• _SUPPLIED DATA_:
•••

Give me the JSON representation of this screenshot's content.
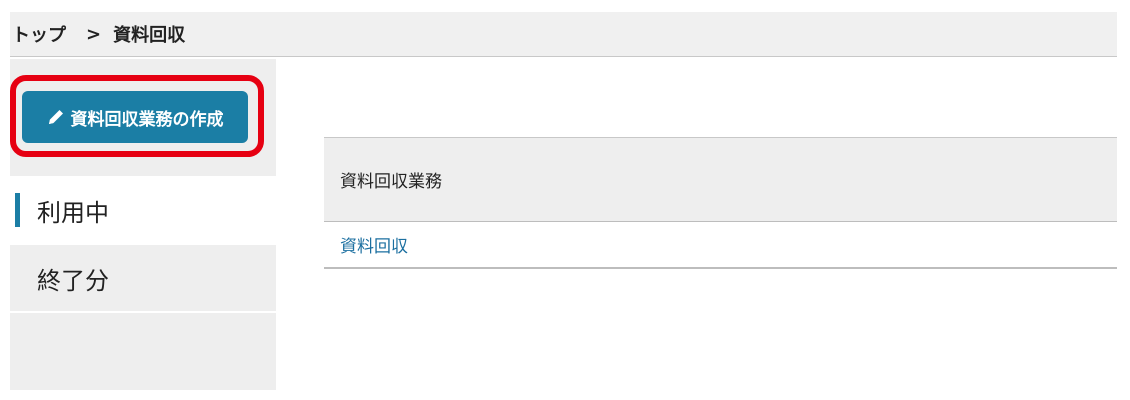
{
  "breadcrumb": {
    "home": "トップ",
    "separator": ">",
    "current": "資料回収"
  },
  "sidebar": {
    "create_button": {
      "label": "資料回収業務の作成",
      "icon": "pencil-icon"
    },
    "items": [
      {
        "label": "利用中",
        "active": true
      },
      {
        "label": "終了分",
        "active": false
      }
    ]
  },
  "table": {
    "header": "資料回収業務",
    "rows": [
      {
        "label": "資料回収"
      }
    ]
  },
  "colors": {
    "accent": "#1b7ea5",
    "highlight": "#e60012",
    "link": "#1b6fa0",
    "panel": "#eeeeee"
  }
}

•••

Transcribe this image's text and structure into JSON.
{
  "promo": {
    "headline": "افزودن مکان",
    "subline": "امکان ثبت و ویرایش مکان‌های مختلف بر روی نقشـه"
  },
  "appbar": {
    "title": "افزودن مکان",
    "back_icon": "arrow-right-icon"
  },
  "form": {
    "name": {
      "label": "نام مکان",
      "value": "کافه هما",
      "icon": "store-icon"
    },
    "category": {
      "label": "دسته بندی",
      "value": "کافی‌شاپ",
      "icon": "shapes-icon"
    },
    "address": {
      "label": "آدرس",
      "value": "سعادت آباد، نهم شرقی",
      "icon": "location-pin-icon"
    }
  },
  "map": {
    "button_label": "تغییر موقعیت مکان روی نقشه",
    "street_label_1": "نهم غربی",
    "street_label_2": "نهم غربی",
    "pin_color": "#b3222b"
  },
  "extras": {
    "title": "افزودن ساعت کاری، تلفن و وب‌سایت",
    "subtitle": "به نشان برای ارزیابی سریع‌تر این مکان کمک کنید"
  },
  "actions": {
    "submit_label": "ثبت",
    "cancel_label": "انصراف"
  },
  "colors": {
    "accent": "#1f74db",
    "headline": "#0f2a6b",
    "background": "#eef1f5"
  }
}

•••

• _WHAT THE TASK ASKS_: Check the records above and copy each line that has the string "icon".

• _OUTPUT BELOW_:
      "icon": "pencil-icon"
    "back_icon": "arrow-right-icon"
      "icon": "store-icon"
      "icon": "shapes-icon"
      "icon": "location-pin-icon"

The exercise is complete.